Element data from apps and pages:
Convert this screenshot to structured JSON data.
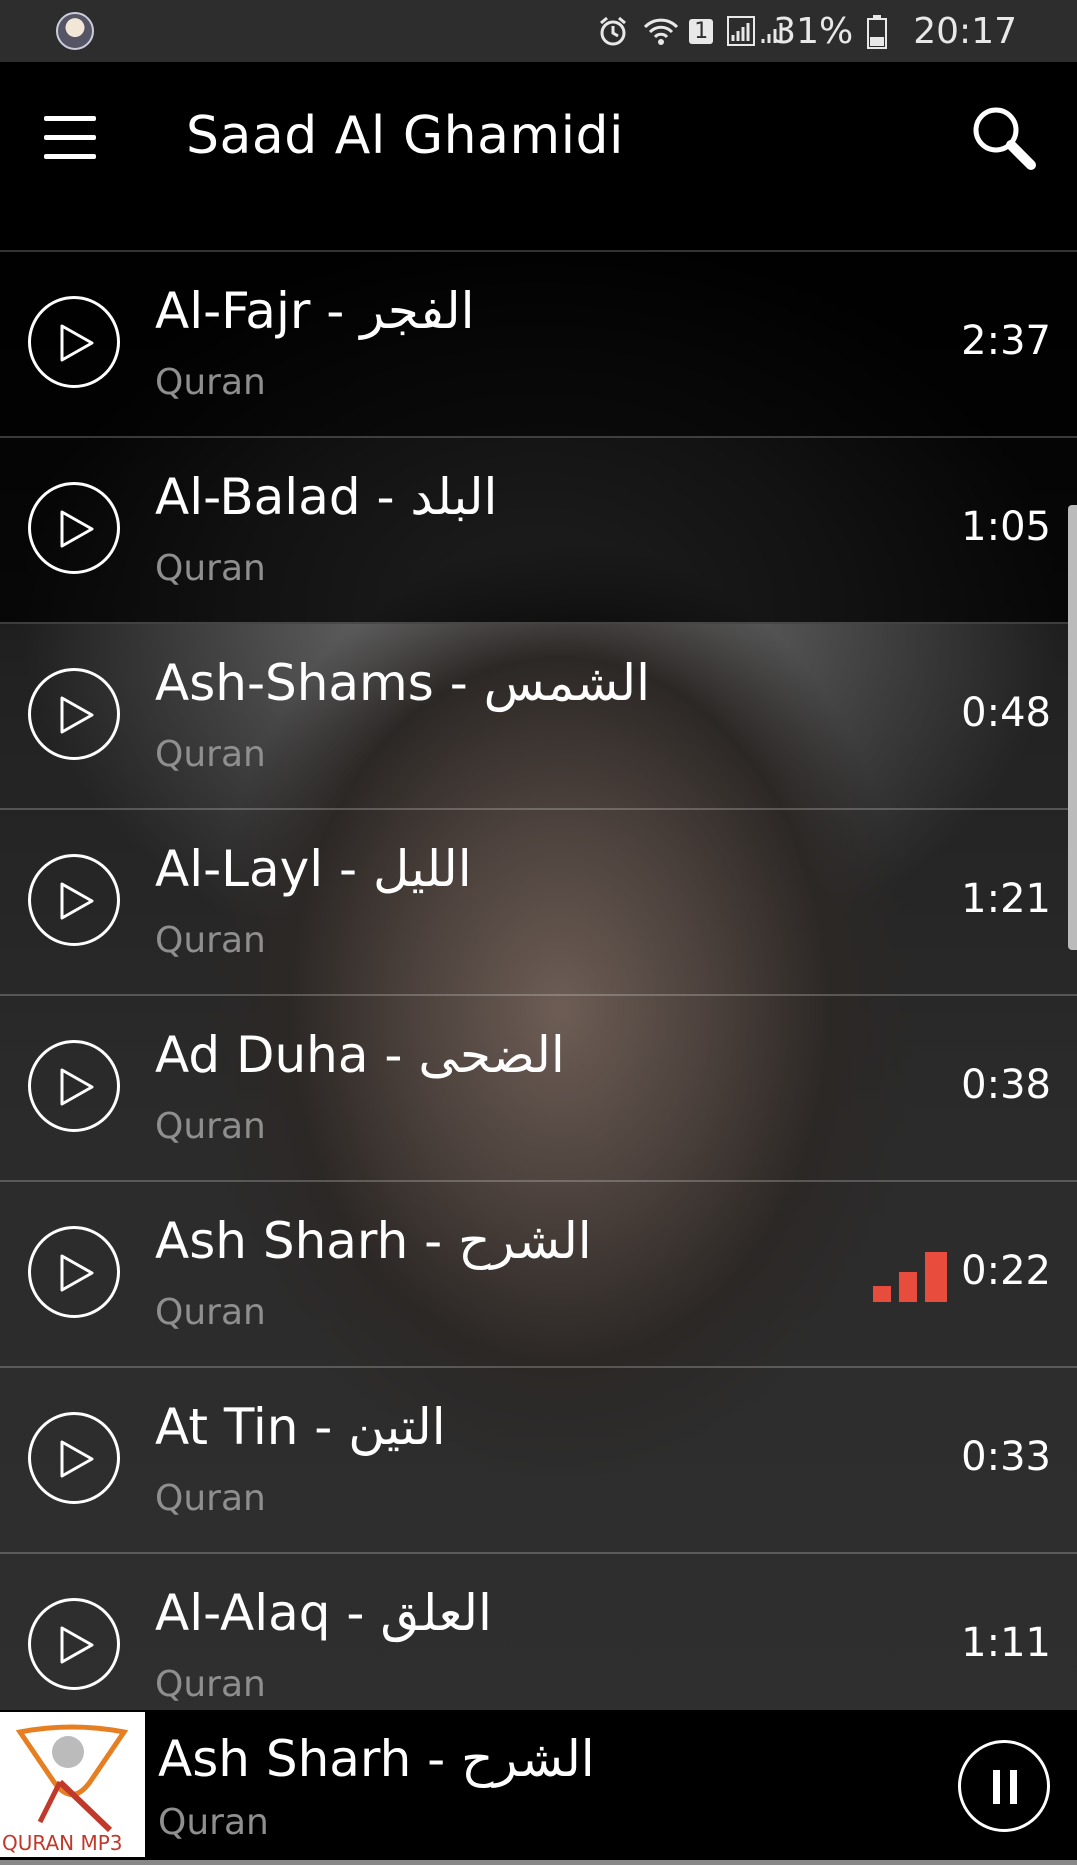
{
  "status_bar": {
    "battery": "31%",
    "time": "20:17",
    "sim_slot": "1"
  },
  "toolbar": {
    "title": "Saad Al Ghamidi"
  },
  "tracks": [
    {
      "title": "Al-Fajr - الفجر",
      "subtitle": "Quran",
      "duration": "2:37",
      "playing": false
    },
    {
      "title": "Al-Balad - البلد",
      "subtitle": "Quran",
      "duration": "1:05",
      "playing": false
    },
    {
      "title": "Ash-Shams - الشمس",
      "subtitle": "Quran",
      "duration": "0:48",
      "playing": false
    },
    {
      "title": "Al-Layl - الليل",
      "subtitle": "Quran",
      "duration": "1:21",
      "playing": false
    },
    {
      "title": "Ad  Duha - الضحى",
      "subtitle": "Quran",
      "duration": "0:38",
      "playing": false
    },
    {
      "title": "Ash Sharh - الشرح",
      "subtitle": "Quran",
      "duration": "0:22",
      "playing": true
    },
    {
      "title": "At Tin - التين",
      "subtitle": "Quran",
      "duration": "0:33",
      "playing": false
    },
    {
      "title": "Al-Alaq - العلق",
      "subtitle": "Quran",
      "duration": "1:11",
      "playing": false
    }
  ],
  "now_playing": {
    "title": "Ash Sharh - الشرح",
    "subtitle": "Quran",
    "artwork_label": "QURAN MP3"
  },
  "colors": {
    "accent": "#e74c3c",
    "subtitle": "#8f8f8f",
    "background": "#000000"
  },
  "icons": {
    "menu": "hamburger-icon",
    "search": "search-icon",
    "play": "play-icon",
    "pause": "pause-icon",
    "equalizer": "equalizer-icon"
  }
}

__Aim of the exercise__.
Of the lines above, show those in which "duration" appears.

__Completed exercise__.
      "duration": "2:37",
      "duration": "1:05",
      "duration": "0:48",
      "duration": "1:21",
      "duration": "0:38",
      "duration": "0:22",
      "duration": "0:33",
      "duration": "1:11",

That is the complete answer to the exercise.